Last but not least, we need to inculcate some degree of cooperation and accommodation in our otherwise individualistic approach to political and economic entrepreneurship. In politics, we have feudalistic hierarchical relationships based on patronage politics instead of collective action among equals. Thus far, individualistic entrepreneurial drive has been the main contributing factor behind our economic growth. It is no accident that we are the world leader in promoting micro entrepreneurship through microcredit, but have failed miserably in sustaining any successful model of co-operatives, including the once famous Comilla model of co-operatives. Even the impressive gains in Bangladesh in many social development indicators were achieved through policy interventions at the household level rather than through community based actions to demand and sanction public service delivery.

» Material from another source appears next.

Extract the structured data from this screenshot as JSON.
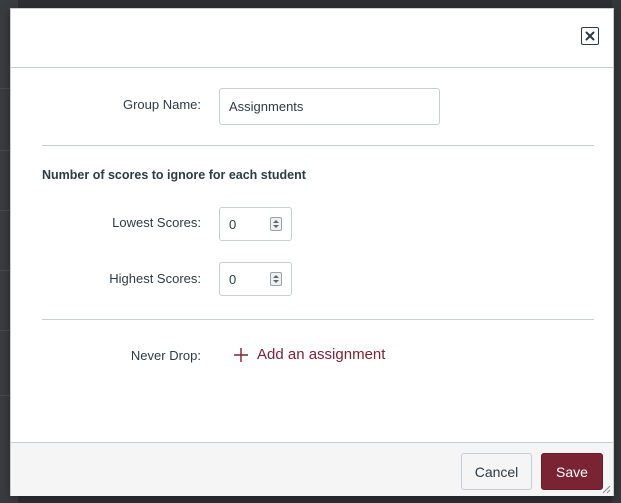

The individualistic approach to entrepreneurship may be historically rooted in our rice-based economy, where easy rain-fed cultivation used to require little mutual help among farmers, in contrast to most other regions where cultivation was more labour-intensive or dependent on maintaining an irrigation system. Recent studies have found links between historical agricultural practices in various regions with attitudes towards cooperation. Whatever be the reason for our cultural trait in this regard, we may now increasingly need more cooperative arrangements in many areas ranging from optimal use of scarce land to sustainable urbanisation to protection of environment. Similarly, a more cooperative and accommodative approach among political parties will also be needed to sustain any workable form of democracy. The narratives on Bangladesh have for sure changed over the years: it is no more considered a “test case of development.” But the country still remains a test case of whether economic development and democracy promotion can proceed hand in hand in such a low-income yet resilient and dynamic society.
The writer is an eminent economist. This write-up is based on the presentation made at the first workshop of the Bangladesh Economists' Forum, Dhaka, June 21-22, 2014.